It may be worth closing a card so that you no longer have to pay the annual fee, but you can usually call the bank and ask to have the card downgraded to a no-fee alternative. With the CSR, I can call Chase and immediately downgrade the card if I don’t feel like paying the $450 fee next year. This way, I keep the credit line open and my score is not impacted, but I am not stuck with a hefty fee.
Also keep in mind: Some rewards currencies are tied directly to the card. This means if you close the card without using your points (or transferring them out), you may lose the points. This is not as common, but something to verify before closing a card.
Opening multiple cards simultaneously
A more involved strategy includes opening multiple cards at once, achieving the sign-up bonus for each using backdoor methods (such as buying up pre-loaded gift cards which can later be used for spending).
As I mentioned earlier, I like to keep things simple. A more aggressive strategy might seem up your alley.
Different banks are placing restrictions on how many cards you can open and how often. For example, Chase has a “5/24” rule that essentially means your application for a new card will be denied if you have opened five other cards in the last 24 months. That being said, these are not hard rules, so it’s always worth applying.
It is helpful to track each card you have open, the date the card was opened, what the annual fee is, and how many points you have earned with the card. This ensures you don’t lose track of important details, and provides a consolidated snapshot in one place. I use a simple spreadsheet to do this, updating it each time I open or close a card and on a periodic basis in general.
Using the strategy above, my wife and I were able to accumulate nearly 1 million rewards points over the last year. So far, this has netted us 5 round-trip flights each (including two international), and two weeks worth of hotel stays. Even after all of this, we still have a significant amount of points waiting to be used.
It’s worth it to have a high-level strategy with the kinds of rewards you want to earn. Do you want cash back, free flights, or hotels? Maybe you want it all. It’s up to you to decide and research available cards, so that you can determine the best card to sign up for next.
Wrap Up & Further Resources
I’ve covered a lot of ground in this article. If there’s one takeaway I’d hope for, it’s that you can be successful with travel hacking with really low personal overhead. I hope that I’ve been able to dispel any misconceptions around the value of travel hacking and the level of complexity involved with it.
Here are some resources that I have found valuable on my personal travel hacking quest. There’s certainly no lack of valuable travel hacking content on the internet. In fact, there are so many sites it may be hard to find one to stick to.
With that being said, there are two websites in particular that consistently provide the best information. These are basically the only two sites I rely on for travel hacking news/info at this point.
Travel Miles 101

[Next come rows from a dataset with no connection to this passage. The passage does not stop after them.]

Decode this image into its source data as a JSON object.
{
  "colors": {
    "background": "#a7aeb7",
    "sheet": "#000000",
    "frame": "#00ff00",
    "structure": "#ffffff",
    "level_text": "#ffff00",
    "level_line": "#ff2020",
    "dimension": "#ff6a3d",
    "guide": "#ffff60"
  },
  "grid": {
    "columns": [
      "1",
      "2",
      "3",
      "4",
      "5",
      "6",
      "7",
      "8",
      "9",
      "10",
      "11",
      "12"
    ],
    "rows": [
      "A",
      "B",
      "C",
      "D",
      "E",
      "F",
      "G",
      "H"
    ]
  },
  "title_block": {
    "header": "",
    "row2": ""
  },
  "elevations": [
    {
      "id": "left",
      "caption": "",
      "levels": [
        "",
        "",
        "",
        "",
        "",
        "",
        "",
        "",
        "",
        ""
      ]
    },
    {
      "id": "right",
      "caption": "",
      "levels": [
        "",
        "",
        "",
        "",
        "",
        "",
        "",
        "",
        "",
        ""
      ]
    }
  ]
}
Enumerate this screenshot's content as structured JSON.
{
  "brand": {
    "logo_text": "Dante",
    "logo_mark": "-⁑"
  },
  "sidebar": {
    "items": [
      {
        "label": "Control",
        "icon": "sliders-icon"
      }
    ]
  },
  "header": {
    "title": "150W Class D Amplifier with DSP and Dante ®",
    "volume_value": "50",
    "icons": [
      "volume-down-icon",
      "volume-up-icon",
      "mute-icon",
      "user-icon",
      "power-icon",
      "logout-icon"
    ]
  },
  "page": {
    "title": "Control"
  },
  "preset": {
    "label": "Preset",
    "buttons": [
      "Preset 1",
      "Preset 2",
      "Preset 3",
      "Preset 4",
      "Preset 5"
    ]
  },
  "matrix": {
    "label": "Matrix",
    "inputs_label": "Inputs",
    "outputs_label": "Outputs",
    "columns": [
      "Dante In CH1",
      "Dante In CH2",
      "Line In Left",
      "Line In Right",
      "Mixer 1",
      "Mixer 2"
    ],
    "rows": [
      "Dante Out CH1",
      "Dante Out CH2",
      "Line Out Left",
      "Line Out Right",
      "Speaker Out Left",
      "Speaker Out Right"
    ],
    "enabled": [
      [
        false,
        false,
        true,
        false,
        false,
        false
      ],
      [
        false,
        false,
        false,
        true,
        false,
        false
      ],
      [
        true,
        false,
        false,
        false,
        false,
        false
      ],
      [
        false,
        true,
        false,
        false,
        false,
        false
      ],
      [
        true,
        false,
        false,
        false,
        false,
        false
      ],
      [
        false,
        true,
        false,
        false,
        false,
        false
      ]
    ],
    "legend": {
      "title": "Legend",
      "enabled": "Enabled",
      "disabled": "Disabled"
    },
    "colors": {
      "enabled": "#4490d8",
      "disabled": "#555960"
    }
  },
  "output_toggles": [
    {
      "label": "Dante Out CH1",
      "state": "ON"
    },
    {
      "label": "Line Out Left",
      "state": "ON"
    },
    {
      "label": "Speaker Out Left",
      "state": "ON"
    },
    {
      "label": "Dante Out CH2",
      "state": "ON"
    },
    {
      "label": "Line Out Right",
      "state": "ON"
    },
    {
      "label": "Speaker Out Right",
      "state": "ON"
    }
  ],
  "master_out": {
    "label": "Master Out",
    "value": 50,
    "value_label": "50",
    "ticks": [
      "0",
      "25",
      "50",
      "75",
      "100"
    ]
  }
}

Travel Miles 101 includes updates on valuable deals and sign-up bonuses. But the real value comes from the reader stories shared on the blog, and the free online course. I took the course and can personally attest to its value. The course material can be applied to both a simple and complex strategy. It digs pretty deep into the elaborate topics I briefly mentioned in this article, including airline sweet spots and strategies for meeting the minimum spend on multiple cards at once.
Million Mile Secrets
Million Mile Secrets contains daily updates, guides, and tips. The daily newsletter is extremely valuable, and will deliver updates you need to see right to your inbox. This is a great way to stay on top of any news regarding rewards currencies or cards with sign-up promotions without having to seek out the information yourself.
All images by the author.
1. For an extremely thorough and well-explained video on the nuances of credit card bill cycles and payments, refer to this video over on Nick True’s YouTube channel.
Share your thoughts